Senate GBM recap, March 11

On March 11, the Senate discussed a Diversity, Equity and Inclusion (DEI) Initiative, percentage minimums in student government elections, the rise in hate crimes toward Asian-Americans, and the announcement of unlimited digital access to The New York Times for all Carnegie Mellon students.

The Undergraduate Senate Finance Committee proposed an initiative to encourage the university to pay undergraduates on DEI committees. The committee asserted that these committees, both academic and non-academic, benefit undergraduates greatly and involve emotional labor, and students at other universities, such as the University of Michigan, have called for compensating their students doing diversity work. The committee proposed writing a letter to the Carnegie Mellon administration to pay students on DEI committees, having it be endorsed by the Senate, and allowing the general student body to sign the letter as well. Also, since the Senate cannot compensate students, the committee proposed paying for a meal for students on DEI committees and giving them special allocation funding for certain items. As part of the proposal, the Finance Committee, in collaboration with the Advocacy Committee, would also send out a survey to DEI students to gather more information on what they do, giving them compensation for completing the survey. The proposal passed 16-0-1.

The Senate also continued its discussion of whether to change the current policy on percentage minimums from last week. The Elections Board already voted to assess percentage minimums after every round of the single transferable vote (STV) process but wanted further input from senators. Percentage minimums in the past were shown to have affected one election, in which two candidates were running for the Student Body Vice President for Finance position. One candidate, who ended up winning the position, secured 80 percent of the graduate vote, while the other secured 10 to 20 percent of the graduate vote. However, graduate student turnout has historically been low, and in that election, only one-third of the graduate student body voted. Senator James Gallicchio (SCS) argued that it could be unfair to implement percentage minimums, as it could penalize candidates for low graduate turnout. However, Senator Diana Crookston (DEH) countered that it was reasonable to ask candidates to meet the percentage minimum, as it was only one percent the day before the meeting.

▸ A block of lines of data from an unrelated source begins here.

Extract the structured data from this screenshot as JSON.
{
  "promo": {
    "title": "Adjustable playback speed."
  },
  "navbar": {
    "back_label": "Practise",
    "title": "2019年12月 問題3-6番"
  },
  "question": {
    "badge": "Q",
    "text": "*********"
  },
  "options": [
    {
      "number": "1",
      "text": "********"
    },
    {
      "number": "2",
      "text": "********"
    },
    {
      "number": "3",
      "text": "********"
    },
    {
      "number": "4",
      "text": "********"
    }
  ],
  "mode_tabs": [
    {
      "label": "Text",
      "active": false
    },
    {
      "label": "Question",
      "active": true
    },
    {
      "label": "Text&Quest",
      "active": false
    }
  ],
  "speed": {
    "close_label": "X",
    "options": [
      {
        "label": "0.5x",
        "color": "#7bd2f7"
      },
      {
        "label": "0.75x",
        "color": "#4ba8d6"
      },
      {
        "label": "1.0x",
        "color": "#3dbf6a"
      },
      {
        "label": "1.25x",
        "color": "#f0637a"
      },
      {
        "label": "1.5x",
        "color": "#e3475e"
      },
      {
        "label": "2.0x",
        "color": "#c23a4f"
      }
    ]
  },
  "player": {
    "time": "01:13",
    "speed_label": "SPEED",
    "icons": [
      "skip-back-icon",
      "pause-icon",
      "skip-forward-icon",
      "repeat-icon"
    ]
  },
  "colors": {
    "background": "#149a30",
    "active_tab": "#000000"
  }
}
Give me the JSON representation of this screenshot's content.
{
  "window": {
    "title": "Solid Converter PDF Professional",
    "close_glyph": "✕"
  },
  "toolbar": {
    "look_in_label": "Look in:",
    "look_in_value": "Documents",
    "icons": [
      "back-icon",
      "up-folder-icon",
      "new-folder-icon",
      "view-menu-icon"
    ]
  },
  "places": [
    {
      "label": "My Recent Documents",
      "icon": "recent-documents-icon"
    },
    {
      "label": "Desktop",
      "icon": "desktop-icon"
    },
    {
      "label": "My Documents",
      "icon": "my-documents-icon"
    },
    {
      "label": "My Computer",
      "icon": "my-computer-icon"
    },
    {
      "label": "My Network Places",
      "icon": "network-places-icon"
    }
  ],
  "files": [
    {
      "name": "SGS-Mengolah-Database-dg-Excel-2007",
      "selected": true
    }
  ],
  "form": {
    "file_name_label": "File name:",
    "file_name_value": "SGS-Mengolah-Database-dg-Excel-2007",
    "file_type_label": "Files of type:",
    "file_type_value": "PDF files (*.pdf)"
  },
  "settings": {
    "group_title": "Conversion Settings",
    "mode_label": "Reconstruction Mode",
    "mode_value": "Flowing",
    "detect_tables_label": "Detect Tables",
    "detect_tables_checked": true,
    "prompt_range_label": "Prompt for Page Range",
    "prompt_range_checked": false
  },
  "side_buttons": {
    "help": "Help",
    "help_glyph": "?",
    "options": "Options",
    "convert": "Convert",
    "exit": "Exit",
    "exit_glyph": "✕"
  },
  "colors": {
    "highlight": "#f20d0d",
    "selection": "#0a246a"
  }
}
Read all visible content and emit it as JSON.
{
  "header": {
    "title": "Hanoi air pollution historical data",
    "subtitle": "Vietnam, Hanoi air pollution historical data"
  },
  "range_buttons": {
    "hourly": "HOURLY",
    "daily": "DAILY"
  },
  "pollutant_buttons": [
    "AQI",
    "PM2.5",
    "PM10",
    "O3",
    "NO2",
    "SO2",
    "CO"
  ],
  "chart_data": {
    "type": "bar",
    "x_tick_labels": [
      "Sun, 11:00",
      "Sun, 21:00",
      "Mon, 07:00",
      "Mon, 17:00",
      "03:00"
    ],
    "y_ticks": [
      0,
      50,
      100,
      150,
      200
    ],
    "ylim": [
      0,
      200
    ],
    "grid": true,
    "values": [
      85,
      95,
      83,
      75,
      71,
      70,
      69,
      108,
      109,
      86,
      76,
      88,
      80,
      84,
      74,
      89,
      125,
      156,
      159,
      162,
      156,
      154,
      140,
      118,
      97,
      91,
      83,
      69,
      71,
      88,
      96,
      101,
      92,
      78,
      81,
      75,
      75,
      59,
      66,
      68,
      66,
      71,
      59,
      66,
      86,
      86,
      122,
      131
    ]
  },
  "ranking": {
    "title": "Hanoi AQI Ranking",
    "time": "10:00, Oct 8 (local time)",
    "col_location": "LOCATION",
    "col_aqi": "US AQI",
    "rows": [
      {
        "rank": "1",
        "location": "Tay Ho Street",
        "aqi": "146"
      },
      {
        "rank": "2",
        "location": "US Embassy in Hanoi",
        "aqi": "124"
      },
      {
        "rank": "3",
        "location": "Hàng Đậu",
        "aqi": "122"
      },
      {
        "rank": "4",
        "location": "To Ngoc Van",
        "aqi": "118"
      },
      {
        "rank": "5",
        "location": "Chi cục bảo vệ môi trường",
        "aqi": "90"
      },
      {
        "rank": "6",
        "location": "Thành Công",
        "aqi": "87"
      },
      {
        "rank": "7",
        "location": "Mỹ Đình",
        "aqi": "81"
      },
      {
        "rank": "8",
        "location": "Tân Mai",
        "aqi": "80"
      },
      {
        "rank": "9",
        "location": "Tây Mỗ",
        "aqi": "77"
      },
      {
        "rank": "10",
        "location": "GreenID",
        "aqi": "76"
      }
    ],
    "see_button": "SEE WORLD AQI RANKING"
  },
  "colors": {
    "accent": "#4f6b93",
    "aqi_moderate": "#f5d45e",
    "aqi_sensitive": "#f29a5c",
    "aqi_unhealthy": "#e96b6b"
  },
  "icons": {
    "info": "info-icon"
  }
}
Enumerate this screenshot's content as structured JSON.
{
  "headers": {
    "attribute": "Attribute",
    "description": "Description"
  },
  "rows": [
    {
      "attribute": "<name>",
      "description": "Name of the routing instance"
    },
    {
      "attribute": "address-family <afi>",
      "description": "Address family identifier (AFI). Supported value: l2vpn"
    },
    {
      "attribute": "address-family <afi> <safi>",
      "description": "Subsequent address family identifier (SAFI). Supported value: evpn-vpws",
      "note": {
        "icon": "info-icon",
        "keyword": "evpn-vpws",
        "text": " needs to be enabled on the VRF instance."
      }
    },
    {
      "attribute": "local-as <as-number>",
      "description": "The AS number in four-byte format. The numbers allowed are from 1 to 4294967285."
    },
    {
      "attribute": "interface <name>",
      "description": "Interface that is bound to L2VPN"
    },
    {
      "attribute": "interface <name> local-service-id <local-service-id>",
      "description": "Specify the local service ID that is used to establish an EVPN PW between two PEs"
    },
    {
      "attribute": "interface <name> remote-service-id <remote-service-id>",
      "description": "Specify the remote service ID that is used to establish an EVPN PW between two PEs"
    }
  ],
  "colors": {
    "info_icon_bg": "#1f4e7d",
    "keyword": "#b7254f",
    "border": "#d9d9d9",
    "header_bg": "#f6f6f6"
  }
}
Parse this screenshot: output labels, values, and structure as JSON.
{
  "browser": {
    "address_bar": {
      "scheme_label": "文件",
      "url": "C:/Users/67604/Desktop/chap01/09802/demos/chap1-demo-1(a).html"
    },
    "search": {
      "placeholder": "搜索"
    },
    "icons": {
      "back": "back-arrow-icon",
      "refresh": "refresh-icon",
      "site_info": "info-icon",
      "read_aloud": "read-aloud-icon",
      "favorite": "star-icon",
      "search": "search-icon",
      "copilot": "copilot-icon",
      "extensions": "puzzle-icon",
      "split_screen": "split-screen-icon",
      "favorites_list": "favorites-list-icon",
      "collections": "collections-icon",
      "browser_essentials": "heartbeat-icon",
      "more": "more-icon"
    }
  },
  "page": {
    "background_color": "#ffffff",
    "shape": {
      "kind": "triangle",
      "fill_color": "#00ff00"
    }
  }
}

They further discussed whether to assess percentage minimums after the entire STV process to avoid eliminating as many candidates as possible. As this discussion did not concern a bylaw override, it was not voted upon.

The Advocacy Committee also brought forth discussion on the recent rise in hate crimes toward Asian-Americans. They considered releasing a statement on social media to show their stance and redirecting students to resources such as Counseling and Psychological Services (CaPS), DEI, and reportit. They also deliberated sending out an anonymous survey to assess the campus atmosphere with respect to these hate crimes and garner testimonies.

The Senate was also able to secure unlimited digital access to The New York Times (NYT) for all Carnegie Mellon students. In a statement to The Tartan, Coordinator of Student Leadership, Involvement, & Civic Engagement Andrew Greenwald said, "Whether you’re writing a paper or planning for the weekend ahead, discover original, quality journalism that helps you understand the world — and make the most of every part of life. You now have access to The New York Times, compliments of the Undergraduate Student Senate and University Library. Activate your access today by visiting, search for Carnegie Mellon University, and use your .edu email address to sign up. If you already have an account associated with your .edu email address, there is an option to link your existing account."